## TASK TO COMPLETE:
Would you output the following records verbatim and skip the images in them?

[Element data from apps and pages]
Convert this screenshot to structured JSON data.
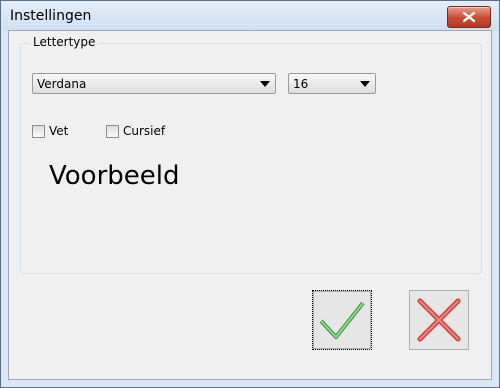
{
  "window": {
    "title": "Instellingen",
    "close_icon": "close-icon"
  },
  "font_group": {
    "legend": "Lettertype",
    "font_family": "Verdana",
    "font_size": "16",
    "bold_label": "Vet",
    "bold_checked": false,
    "italic_label": "Cursief",
    "italic_checked": false,
    "preview_text": "Voorbeeld"
  },
  "buttons": {
    "ok_icon": "checkmark-icon",
    "cancel_icon": "x-icon"
  },
  "colors": {
    "close_button": "#c74a32",
    "ok_check": "#5dbf5d",
    "cancel_x": "#e0524f"
  }
}
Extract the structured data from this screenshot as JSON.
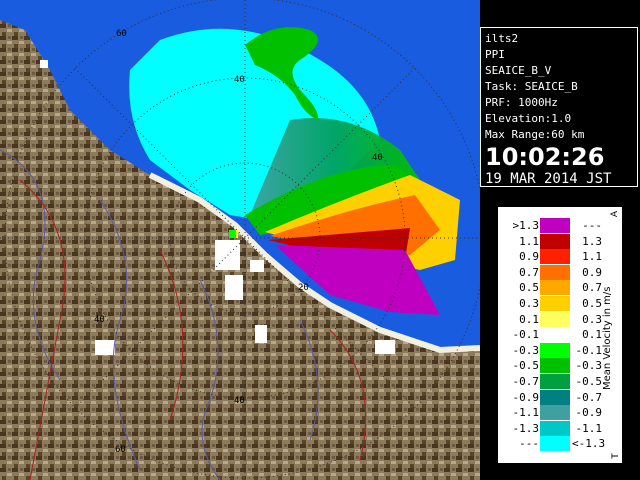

## EXERCISE RESPONSE:
Convert this screenshot to structured JSON data.
{
  "window": {
    "title": "Instellingen",
    "close_icon": "close-icon"
  },
  "font_group": {
    "legend": "Lettertype",
    "font_family": "Verdana",
    "font_size": "16",
    "bold_label": "Vet",
    "bold_checked": false,
    "italic_label": "Cursief",
    "italic_checked": false,
    "preview_text": "Voorbeeld"
  },
  "buttons": {
    "ok_icon": "checkmark-icon",
    "cancel_icon": "x-icon"
  },
  "colors": {
    "close_button": "#c74a32",
    "ok_check": "#5dbf5d",
    "cancel_x": "#e0524f"
  }
}
Extract the structured data from this screenshot as JSON.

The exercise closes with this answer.